Living Water International exists to demonstrate the love of God by helping communities acquire desperately needed clean water, and to experience "living water" - the gospel of Jesus Christ, which alone satisfies the deepest thirst. Since 1990, LWI has completed water projects for over 7,000 communities in 26 countries with major progress spanning Africa, India and Latin America. "At LWI our next $10 million will go where our last $10 million went: to training, consulting and equipping people all over the world to execute the most appropriate, cost-effective integrated water solutions there are and having them teach others to do the same." By 2008, 10.2 million people were served through LWI's water wells.
How Can We Help?
I learned that Living Water International's mission is to substantially ease the global water crisis while addressing root causes such as injustice, oppression, and abject poverty. As this happens, communities and worldviews are transformed — both among those in desperate physical need, and among those who have been blessed with much (like you and me!). It takes $ 0.98 to provide clean, safe water to one person for one year. That's right. 98 cents for an entire year. Your donation through this fundraising page will directly support Living Water International initiatives now and into 2010. Our mission: to raise awareness on the water crisis (tell your friends!) and to raise money toward an LWI water well in a village of most desperate need. Your contribution is digging a well for The Thirsty...thus saving lives, furthering education and advancing economies.

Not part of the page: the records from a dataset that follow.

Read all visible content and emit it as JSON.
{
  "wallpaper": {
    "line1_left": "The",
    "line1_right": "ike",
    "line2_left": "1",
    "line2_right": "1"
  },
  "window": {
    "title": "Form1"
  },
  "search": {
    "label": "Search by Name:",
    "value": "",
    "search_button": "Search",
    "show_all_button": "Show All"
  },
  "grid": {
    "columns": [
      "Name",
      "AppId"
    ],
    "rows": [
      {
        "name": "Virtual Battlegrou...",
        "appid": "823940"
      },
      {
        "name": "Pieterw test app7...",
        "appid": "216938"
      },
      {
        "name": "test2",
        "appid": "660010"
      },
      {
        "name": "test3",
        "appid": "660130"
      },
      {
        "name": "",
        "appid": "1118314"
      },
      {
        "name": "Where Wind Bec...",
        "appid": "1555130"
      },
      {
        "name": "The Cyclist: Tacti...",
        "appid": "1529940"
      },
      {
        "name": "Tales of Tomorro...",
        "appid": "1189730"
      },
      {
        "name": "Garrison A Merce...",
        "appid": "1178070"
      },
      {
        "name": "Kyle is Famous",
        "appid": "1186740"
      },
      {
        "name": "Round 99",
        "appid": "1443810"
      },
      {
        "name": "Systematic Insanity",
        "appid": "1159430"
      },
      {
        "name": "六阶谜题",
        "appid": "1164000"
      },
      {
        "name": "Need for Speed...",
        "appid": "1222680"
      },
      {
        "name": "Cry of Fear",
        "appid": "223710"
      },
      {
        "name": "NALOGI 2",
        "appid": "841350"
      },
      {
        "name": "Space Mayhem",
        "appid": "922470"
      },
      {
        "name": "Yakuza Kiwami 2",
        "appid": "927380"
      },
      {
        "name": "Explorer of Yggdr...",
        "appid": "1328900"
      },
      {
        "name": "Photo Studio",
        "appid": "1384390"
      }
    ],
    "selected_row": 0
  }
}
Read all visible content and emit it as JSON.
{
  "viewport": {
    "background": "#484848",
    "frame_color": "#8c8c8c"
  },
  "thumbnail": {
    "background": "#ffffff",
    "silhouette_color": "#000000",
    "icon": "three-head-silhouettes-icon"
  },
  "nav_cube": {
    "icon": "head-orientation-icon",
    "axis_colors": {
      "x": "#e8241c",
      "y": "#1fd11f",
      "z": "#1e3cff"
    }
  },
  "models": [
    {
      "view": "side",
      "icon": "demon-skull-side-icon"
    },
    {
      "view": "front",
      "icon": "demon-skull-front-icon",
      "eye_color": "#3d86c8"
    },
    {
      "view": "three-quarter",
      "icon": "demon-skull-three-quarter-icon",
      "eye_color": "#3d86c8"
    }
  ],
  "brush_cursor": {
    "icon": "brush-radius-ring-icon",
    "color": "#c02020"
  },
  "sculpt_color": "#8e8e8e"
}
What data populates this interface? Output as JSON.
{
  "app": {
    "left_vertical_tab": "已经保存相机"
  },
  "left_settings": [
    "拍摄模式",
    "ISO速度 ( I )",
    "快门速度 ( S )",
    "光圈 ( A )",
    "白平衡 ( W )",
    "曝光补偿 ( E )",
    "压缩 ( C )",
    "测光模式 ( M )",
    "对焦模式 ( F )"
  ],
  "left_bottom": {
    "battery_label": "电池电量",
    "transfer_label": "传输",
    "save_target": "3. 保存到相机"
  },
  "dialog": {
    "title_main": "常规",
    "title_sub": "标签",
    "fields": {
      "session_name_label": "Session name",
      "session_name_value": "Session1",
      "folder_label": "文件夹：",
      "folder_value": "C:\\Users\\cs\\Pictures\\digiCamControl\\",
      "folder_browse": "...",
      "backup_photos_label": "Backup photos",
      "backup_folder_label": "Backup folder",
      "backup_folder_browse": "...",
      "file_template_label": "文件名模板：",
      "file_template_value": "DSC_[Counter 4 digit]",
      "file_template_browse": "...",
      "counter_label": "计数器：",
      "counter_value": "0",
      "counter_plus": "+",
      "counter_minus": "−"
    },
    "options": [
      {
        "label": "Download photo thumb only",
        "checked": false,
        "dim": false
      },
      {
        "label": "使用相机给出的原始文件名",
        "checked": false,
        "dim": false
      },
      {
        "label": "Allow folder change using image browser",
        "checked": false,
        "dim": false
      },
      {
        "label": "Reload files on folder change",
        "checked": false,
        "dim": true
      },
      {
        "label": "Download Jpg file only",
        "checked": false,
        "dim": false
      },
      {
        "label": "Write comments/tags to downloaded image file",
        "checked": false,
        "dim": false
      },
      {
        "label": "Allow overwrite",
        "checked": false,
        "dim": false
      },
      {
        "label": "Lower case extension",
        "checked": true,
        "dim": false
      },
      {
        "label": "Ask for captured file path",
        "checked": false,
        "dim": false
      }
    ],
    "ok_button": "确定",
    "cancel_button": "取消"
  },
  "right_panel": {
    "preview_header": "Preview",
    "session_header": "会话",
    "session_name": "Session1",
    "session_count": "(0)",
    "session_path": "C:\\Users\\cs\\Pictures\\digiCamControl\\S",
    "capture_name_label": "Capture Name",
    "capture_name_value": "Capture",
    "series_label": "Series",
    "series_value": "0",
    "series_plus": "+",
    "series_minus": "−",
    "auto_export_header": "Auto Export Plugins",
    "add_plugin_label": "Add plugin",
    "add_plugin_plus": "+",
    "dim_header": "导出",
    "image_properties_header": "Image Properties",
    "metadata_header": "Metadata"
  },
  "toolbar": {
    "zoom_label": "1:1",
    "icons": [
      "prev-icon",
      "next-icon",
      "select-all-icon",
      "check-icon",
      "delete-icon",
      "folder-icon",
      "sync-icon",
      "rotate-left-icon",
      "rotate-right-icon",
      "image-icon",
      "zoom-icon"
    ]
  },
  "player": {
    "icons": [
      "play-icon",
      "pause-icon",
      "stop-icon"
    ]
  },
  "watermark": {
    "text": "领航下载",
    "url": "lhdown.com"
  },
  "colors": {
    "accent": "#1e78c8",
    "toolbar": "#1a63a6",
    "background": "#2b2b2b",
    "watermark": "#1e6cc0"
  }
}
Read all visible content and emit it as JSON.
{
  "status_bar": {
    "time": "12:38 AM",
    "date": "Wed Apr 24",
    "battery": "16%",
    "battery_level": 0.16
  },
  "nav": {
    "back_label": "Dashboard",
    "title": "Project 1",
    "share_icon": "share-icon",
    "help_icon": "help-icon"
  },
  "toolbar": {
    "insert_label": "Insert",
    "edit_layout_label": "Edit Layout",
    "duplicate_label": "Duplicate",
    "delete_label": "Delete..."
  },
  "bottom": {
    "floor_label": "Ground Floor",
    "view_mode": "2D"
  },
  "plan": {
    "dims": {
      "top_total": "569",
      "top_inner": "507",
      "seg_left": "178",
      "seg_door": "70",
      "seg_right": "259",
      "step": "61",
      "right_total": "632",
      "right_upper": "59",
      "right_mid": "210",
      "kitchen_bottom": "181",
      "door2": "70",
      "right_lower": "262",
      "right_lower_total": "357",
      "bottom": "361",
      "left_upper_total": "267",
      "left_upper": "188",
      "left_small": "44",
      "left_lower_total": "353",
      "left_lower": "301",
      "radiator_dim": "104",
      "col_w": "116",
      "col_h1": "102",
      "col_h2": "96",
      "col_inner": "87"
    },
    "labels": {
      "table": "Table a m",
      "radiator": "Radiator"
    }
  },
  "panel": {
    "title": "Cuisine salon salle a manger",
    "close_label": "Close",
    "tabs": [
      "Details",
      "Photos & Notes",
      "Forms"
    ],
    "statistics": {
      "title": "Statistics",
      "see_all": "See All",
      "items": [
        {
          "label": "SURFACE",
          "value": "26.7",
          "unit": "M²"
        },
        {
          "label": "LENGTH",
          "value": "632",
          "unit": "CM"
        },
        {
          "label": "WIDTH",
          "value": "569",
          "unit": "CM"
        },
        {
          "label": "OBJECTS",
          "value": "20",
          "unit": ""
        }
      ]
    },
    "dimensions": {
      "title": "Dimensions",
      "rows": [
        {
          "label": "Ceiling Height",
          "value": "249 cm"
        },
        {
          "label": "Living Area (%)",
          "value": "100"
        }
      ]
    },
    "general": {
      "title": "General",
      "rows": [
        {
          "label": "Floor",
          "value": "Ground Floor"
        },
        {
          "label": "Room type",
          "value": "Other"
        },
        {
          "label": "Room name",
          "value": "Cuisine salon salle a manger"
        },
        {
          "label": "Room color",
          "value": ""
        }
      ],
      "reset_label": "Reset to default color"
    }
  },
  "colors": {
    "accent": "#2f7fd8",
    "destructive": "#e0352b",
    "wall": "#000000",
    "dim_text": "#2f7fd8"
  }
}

As mentioned, the Global Water crisis is a silent crisis experienced by the poor and tolerated by those with the resources, technology and the political power to end it. Refuse to tolerate it, choose to change it. Will you donate? A $10 or $20 gift may be one small drop in a big bucket, but together our bucket will overflow! This isn't just water. This is opportunity...education...life. Please consider joining me in bringing clean water to our thirsty neighbors. Community by community, we can work toward a world where clean water is available to everyone!
For more information, please visit www.water.cc.
Matthew 25:40 "I tell you the truth, whatever you did for one of the least of these, you did for me."
*Statistics taken from LWI's official website (www.water.cc)
** Text adapted from Shannon Strossner's Fundraising Page (thanks for sharing, Shannon).